The doll pictured is an all bisque Kewpie doll made in about 1913 by the German manufacturer J. D. Kestner of Waltershausen. The doll is jointed at the shoulders so that its arms can move up and down and has painted features, including it’s eyes which have been moulded onto the head and painted. It is about 12cm tall.
The Kewpie was invented by the poet and artist Rose O’Neill, first featuring in magazine illustrations in 1909, and later patented in 1913. The name ‘Kewpie’ comes from the resemblance to the naked babies known as cupids, after Cupid the Roman God of Love. Over the next few years the Kewpie grew in popularity – and books and accessories were introduced, including rattles, soap, dishes and salt and pepper shakers. Some women even began to pluck their eyebrows in the style of the doll.

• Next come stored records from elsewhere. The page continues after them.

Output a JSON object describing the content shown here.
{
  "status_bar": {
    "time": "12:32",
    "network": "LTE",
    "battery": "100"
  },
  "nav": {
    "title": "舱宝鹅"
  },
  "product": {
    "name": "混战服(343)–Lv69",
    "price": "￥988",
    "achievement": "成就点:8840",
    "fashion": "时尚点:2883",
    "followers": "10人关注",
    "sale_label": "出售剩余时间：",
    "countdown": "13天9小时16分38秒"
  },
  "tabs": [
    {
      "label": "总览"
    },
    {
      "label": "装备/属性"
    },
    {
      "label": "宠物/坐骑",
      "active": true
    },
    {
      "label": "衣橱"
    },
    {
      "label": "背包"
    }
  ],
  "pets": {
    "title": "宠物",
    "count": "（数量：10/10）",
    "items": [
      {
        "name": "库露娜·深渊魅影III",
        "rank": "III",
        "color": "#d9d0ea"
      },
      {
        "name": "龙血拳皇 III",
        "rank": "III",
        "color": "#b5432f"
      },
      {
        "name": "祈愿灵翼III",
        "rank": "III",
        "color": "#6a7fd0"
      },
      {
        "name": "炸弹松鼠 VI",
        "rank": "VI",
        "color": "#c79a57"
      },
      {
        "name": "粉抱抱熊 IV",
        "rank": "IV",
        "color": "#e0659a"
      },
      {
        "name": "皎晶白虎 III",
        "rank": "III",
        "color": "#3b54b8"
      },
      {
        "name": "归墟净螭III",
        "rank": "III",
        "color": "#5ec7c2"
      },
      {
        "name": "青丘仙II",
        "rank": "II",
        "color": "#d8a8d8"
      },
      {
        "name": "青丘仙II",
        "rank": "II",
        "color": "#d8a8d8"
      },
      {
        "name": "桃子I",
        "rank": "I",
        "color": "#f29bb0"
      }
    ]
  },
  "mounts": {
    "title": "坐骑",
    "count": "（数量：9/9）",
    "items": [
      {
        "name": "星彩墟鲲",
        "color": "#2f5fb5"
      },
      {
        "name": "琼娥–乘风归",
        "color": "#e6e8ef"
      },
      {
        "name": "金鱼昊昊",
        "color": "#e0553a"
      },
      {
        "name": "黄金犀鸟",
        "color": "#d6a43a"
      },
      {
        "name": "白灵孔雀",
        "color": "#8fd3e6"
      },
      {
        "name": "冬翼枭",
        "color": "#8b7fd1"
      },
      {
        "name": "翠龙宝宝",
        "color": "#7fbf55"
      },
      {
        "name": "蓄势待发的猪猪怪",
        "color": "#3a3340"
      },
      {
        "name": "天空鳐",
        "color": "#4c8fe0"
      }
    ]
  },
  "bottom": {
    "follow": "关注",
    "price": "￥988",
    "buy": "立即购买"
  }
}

The Kewpie dolls were first manufactured in Germany but were later made in Belgium and France after the outbreak of the First World War. Later models of the doll were made using other materials, such as celluloid, wood, and paper. The Kewpie doll is one of the earliest examples of mass toy manufacturing.